THE TASK:
Using the data beneath, show every line that includes the word "title".

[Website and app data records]
_ _ _ _ _
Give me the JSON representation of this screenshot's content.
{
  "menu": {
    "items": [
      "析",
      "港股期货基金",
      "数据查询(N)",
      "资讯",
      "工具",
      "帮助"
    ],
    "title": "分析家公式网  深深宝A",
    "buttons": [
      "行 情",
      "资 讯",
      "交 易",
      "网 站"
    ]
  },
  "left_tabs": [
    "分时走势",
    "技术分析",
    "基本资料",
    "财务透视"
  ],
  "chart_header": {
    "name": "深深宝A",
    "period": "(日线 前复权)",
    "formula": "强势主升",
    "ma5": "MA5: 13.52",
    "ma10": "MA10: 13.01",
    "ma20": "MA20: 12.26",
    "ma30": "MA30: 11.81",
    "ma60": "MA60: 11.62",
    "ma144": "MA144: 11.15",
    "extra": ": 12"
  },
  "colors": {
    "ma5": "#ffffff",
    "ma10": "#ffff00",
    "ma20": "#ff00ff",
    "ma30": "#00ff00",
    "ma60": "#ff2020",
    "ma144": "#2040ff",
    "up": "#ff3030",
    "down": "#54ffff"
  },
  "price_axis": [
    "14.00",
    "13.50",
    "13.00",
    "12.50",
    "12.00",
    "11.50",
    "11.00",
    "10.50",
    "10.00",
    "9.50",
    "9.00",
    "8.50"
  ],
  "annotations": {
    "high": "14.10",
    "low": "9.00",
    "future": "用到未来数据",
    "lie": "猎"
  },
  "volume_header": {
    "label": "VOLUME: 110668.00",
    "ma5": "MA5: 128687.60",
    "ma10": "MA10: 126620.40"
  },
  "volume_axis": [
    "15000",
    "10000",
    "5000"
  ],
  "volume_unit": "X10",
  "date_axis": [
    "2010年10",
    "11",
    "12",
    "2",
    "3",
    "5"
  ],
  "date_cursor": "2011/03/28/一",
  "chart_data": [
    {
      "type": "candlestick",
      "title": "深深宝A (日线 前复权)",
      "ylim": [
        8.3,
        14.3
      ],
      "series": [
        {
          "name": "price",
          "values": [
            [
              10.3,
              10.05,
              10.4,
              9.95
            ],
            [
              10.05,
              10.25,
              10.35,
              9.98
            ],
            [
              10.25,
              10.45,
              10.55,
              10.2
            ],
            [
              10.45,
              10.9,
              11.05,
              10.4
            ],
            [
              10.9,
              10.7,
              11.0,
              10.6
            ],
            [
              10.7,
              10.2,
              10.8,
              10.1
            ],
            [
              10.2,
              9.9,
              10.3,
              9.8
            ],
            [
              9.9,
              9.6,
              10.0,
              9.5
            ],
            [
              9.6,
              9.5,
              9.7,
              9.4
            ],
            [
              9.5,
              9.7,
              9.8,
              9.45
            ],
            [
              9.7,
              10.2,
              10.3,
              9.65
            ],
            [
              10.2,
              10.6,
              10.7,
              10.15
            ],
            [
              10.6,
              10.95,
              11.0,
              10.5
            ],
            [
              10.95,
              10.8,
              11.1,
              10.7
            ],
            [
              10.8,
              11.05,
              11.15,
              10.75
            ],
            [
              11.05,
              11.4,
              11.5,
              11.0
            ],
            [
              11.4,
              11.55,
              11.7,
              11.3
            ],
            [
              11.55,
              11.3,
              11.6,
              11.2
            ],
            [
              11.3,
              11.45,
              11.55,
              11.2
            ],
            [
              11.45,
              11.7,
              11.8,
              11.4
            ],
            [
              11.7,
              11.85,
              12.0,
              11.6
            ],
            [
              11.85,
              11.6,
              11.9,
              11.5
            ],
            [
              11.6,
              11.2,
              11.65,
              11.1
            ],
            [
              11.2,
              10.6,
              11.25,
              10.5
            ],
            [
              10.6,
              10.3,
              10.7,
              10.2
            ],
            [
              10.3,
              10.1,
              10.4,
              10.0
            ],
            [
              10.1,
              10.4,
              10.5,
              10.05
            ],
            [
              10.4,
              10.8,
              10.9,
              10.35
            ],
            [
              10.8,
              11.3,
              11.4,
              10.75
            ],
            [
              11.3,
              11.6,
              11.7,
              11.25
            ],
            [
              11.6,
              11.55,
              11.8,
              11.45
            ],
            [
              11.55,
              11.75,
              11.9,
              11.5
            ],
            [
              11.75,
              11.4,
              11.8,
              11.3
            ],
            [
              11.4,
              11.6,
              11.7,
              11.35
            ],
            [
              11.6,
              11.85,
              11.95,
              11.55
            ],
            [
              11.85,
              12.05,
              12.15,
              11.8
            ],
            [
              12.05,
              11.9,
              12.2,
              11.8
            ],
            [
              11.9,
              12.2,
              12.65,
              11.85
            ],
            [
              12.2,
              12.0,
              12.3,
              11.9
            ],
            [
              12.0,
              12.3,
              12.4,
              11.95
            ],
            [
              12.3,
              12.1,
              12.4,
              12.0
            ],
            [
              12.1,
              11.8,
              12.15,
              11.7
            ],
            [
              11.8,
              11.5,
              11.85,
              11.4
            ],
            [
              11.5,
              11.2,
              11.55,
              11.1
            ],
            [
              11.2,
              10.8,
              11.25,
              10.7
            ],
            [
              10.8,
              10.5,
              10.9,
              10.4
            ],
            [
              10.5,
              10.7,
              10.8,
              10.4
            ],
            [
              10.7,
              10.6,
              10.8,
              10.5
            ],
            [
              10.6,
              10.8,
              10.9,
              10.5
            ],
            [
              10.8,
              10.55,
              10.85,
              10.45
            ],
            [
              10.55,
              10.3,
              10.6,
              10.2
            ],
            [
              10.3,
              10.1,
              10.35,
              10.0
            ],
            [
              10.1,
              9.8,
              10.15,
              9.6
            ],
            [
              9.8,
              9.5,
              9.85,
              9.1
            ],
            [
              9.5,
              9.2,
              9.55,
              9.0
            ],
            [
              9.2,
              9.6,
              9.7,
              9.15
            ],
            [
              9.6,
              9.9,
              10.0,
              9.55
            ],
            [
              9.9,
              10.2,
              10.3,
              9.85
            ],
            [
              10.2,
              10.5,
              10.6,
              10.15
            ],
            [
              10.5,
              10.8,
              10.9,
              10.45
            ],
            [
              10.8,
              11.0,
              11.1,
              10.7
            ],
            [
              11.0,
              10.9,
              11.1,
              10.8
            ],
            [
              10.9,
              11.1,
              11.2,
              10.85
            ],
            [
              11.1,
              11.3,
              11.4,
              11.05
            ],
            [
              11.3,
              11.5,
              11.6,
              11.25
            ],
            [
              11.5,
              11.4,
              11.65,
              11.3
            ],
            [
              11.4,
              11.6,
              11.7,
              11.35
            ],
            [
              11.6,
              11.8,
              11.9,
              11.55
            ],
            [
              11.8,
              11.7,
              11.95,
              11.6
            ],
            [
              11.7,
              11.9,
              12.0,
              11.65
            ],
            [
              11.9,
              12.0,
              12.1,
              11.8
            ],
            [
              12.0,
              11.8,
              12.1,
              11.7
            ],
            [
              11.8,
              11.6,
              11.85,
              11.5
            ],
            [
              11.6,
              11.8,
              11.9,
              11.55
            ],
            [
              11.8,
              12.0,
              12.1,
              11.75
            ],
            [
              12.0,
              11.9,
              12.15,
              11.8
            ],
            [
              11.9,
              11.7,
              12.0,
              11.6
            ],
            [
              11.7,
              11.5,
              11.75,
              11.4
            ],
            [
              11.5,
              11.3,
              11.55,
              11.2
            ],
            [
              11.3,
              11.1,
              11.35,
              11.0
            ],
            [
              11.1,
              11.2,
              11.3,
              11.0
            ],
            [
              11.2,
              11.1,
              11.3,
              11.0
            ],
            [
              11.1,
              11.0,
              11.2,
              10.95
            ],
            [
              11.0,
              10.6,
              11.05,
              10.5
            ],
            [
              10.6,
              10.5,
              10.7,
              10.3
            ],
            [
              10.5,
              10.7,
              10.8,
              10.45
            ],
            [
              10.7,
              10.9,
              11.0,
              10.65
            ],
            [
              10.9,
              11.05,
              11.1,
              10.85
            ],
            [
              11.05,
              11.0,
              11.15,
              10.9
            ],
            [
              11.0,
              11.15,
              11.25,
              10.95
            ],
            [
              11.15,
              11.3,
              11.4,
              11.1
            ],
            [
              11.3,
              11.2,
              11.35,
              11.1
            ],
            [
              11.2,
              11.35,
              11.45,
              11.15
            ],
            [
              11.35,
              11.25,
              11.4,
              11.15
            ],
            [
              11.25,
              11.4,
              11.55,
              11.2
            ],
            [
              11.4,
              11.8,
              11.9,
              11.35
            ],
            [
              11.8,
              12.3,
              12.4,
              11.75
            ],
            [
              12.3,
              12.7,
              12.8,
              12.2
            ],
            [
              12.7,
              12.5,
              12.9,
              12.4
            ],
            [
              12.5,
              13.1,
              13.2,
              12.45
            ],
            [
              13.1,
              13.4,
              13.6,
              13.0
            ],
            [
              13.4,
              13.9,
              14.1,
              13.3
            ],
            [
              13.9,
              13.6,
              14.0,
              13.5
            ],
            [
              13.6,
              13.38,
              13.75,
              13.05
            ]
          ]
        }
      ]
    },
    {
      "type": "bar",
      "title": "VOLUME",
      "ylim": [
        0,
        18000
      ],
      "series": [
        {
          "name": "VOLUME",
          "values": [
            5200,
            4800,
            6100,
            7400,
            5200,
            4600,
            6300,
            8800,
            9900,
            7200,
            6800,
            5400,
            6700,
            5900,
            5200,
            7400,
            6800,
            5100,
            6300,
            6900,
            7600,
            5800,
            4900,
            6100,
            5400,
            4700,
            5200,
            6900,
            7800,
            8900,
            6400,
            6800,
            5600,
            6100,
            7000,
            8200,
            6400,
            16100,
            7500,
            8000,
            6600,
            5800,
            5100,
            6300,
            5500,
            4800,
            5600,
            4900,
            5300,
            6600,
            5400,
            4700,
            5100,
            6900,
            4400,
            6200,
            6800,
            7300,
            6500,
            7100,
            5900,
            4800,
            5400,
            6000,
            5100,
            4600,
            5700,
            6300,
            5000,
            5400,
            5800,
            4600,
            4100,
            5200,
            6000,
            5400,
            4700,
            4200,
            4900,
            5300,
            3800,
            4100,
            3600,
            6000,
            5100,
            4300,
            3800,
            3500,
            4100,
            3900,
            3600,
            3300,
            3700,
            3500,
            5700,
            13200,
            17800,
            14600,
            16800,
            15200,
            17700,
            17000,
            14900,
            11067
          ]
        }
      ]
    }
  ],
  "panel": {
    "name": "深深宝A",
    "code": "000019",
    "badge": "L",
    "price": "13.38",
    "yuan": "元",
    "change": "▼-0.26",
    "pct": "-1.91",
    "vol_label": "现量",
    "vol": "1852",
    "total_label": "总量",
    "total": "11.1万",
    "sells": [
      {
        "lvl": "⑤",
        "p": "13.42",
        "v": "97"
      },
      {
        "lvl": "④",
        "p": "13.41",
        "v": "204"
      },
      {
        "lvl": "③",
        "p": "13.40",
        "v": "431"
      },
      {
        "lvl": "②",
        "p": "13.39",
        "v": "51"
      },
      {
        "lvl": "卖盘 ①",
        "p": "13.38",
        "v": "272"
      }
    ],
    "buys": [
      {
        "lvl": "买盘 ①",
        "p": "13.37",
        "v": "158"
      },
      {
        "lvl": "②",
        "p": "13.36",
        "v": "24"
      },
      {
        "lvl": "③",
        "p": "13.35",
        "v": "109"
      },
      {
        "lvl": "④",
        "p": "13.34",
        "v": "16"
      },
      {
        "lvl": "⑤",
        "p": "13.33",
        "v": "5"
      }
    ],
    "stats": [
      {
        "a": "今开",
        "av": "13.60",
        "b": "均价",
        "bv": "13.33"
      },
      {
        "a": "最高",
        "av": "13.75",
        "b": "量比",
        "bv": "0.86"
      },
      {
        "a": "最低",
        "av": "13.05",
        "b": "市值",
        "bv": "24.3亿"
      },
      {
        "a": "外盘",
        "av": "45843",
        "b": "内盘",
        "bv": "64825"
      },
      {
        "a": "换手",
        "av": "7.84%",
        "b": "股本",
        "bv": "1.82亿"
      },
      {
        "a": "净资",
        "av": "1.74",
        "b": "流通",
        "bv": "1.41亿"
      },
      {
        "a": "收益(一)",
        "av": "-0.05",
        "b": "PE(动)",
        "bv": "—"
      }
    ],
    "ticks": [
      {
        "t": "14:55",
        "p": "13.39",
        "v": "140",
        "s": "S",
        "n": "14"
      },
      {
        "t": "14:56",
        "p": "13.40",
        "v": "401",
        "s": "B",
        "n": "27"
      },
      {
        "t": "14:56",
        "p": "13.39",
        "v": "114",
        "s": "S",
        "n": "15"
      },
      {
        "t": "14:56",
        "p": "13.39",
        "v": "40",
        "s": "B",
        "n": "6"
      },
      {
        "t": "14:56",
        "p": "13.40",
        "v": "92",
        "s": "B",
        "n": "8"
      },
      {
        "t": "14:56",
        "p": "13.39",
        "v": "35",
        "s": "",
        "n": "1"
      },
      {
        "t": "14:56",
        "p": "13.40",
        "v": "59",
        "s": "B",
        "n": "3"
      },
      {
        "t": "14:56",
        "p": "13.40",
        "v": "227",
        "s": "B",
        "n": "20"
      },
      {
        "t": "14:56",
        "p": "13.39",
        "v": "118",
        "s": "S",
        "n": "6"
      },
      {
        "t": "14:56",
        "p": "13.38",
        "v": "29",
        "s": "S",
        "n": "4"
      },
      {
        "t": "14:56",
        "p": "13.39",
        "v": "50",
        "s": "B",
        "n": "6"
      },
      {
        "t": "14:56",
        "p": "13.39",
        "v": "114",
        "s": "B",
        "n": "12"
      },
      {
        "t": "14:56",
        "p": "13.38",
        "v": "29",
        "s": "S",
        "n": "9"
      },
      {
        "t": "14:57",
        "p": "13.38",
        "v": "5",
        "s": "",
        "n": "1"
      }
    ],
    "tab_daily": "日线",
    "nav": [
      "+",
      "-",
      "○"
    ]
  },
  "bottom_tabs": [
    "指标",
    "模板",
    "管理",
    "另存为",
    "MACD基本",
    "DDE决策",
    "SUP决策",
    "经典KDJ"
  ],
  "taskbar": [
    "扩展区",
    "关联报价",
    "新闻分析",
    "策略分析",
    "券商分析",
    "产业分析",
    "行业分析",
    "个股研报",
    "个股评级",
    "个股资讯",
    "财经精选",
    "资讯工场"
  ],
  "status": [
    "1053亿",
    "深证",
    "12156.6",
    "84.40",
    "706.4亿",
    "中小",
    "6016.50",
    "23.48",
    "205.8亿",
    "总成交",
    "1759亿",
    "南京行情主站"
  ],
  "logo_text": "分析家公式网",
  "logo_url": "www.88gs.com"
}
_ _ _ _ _
SOLUTION FOR THIS TASK:
    "title": "分析家公式网  深深宝A",
      "title": "深深宝A (日线 前复权)",
      "title": "VOLUME",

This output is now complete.